A survey by the American Academy of Facial Plastic and Reconstructive Surgery (AAFPRS) found that 31% of men say they are “extremely likely” to consider a surgical or non-surgical cosmetic procedure. Additionally, 44% say they would have a procedure performed to feel better about themselves, while 31% would seek a “fix” to please a significant other.
What's Influencing Men?
AAFPRS president Fred Fedok, M.D., believes several contributing factors affected the men’s responses to the survey including:
- an ever-increasing wide availability and variety of procedures,
- the growing social acceptance of procedures, and
- as men are living longer, healthier, more active lives, the desire for men to look as good as they feel.
What are men seeking?
Efficiency. Professionalism. Good results. Limited downtime.
“We see a lot of men coming in, wanting to look less tired,” said Fedok, who is also an Alabama-based plastic surgeon. “Blepharoplasty, or an eyelid lift, in conjunction with a neuromodulator, such as Botox for crow’s feet, is a popular combination to reverse puffy, sagging and perpetually tired-looking eyes.”
Marketing to Men
So what can medical spas do to entice more men to their practice?

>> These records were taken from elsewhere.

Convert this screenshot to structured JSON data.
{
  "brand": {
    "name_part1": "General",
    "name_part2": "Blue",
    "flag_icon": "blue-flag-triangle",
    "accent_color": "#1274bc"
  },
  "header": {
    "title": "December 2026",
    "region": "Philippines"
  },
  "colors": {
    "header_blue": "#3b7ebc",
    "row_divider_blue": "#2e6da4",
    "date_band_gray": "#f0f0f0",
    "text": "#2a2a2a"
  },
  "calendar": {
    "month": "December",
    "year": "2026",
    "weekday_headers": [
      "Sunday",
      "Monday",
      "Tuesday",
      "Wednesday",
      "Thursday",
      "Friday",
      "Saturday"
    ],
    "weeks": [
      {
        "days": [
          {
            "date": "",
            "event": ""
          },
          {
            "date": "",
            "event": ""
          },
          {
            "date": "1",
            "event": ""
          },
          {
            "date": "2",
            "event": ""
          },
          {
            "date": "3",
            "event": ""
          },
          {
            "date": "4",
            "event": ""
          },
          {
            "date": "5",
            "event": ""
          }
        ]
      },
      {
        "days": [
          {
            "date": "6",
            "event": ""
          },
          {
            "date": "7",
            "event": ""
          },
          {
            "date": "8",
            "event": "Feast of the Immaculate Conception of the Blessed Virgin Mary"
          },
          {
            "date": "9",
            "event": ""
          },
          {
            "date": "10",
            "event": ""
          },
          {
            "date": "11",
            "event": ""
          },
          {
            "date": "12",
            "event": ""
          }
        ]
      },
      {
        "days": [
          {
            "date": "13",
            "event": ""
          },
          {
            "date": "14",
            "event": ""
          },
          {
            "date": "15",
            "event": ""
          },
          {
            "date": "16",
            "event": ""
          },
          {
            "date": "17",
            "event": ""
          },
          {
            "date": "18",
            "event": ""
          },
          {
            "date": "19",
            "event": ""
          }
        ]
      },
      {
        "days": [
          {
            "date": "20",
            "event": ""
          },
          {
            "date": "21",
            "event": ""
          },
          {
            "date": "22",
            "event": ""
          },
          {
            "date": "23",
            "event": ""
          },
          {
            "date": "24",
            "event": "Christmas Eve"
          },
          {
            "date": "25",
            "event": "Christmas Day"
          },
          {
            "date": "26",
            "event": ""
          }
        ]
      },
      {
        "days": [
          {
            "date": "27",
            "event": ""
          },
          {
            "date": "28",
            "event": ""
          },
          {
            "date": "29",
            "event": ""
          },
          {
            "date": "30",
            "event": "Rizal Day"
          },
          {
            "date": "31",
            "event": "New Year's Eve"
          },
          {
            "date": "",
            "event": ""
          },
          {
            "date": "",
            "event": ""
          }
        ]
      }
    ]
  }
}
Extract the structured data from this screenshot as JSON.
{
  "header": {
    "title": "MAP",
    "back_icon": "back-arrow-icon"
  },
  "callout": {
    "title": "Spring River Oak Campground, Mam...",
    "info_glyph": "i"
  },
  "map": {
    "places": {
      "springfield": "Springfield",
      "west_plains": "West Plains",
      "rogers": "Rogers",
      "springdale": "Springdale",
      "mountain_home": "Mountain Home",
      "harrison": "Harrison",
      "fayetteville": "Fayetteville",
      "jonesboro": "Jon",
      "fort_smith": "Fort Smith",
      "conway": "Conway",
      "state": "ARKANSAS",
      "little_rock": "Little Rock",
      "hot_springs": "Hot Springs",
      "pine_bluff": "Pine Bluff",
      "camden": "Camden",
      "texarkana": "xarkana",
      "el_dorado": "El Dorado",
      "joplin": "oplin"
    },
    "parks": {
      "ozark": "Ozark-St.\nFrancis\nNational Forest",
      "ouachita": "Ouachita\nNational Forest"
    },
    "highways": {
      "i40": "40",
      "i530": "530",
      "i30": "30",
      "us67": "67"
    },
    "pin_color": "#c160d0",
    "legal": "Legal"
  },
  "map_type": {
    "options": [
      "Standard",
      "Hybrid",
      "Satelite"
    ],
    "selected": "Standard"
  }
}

“Male-directed marketing,” Fedok said. “Males are generally more results-oriented than women. They are less tolerant of [downtime] than women. Results have to be noticeable.”

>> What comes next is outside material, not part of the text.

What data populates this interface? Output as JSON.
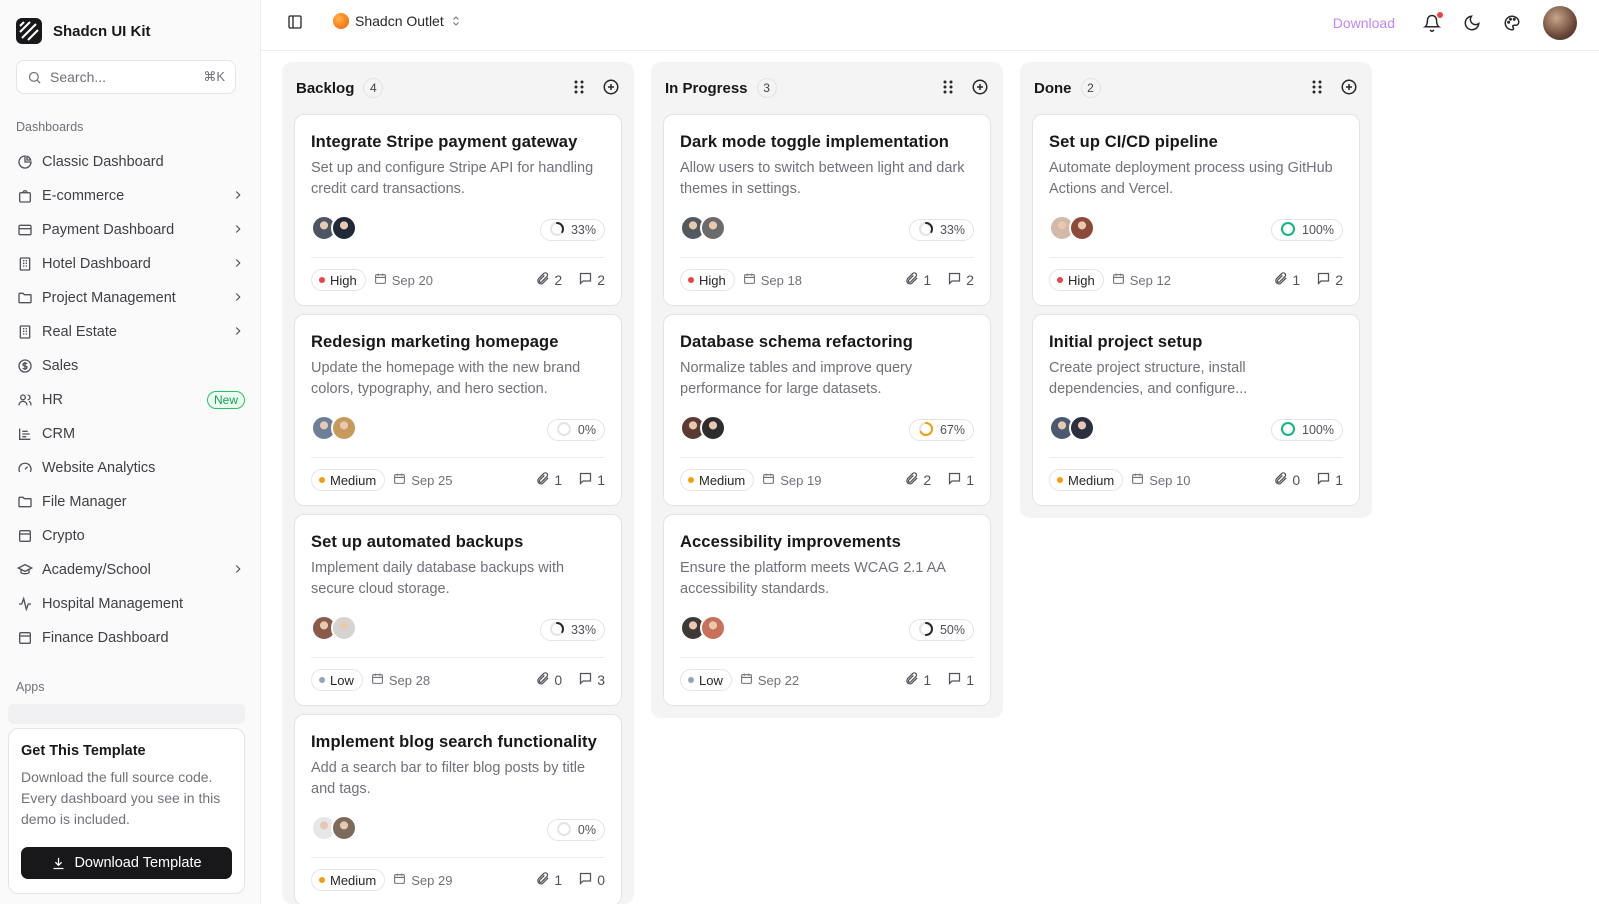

What are men seeking? Efficiency. Professionalism. Good results. Limited downtime. Additionally, Fedok noted that men are less concerned with a spa environment and are more interested in results.

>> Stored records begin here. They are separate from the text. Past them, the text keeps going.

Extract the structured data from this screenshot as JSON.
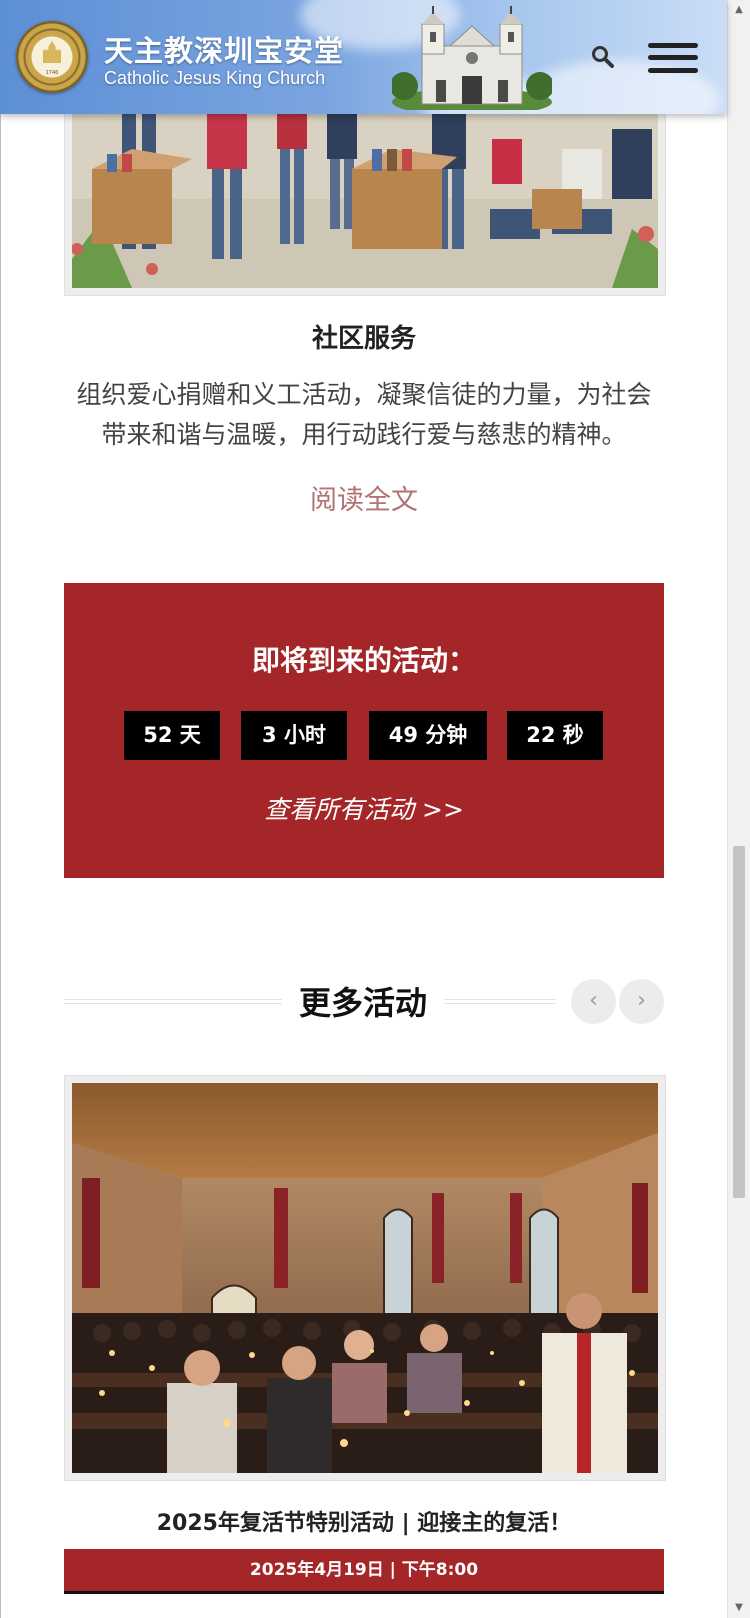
{
  "header": {
    "brand_cn": "天主教深圳宝安堂",
    "brand_en": "Catholic Jesus King Church",
    "logo_year": "1746"
  },
  "community": {
    "title": "社区服务",
    "desc_line1": "组织爱心捐赠和义工活动，凝聚信徒的力量，为社会",
    "desc_line2": "带来和谐与温暖，用行动践行爱与慈悲的精神。",
    "read_more": "阅读全文"
  },
  "countdown": {
    "title": "即将到来的活动：",
    "days": "52 天",
    "hours": "3 小时",
    "minutes": "49 分钟",
    "seconds": "22 秒",
    "link": "查看所有活动 >>"
  },
  "more_events": {
    "title": "更多活动",
    "prev": "‹",
    "next": "›",
    "event_title": "2025年复活节特别活动 | 迎接主的复活！",
    "event_date": "2025年4月19日 | 下午8:00"
  },
  "colors": {
    "accent_red": "#a42628",
    "read_more": "#b07373",
    "header_blue": "#6b9ae0"
  },
  "icons": [
    "search-icon",
    "hamburger-menu-icon",
    "chevron-left-icon",
    "chevron-right-icon"
  ]
}
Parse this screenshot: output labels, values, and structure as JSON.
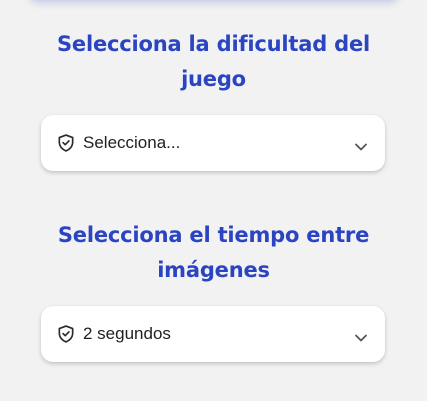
{
  "difficulty": {
    "title": "Selecciona la dificultad del juego",
    "select_value": "Selecciona...",
    "icon": "shield-check-icon"
  },
  "interval": {
    "title": "Selecciona el tiempo entre imágenes",
    "select_value": "2 segundos",
    "icon": "shield-check-icon"
  },
  "colors": {
    "title": "#2a44c2",
    "background": "#f2f2f2",
    "card": "#ffffff"
  }
}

“The spa needs to have marketing and engagement geared toward men,” he explained. “Efficiency, professionalism, good results and limited downtime—the procedures have to be geared for the working, active male.”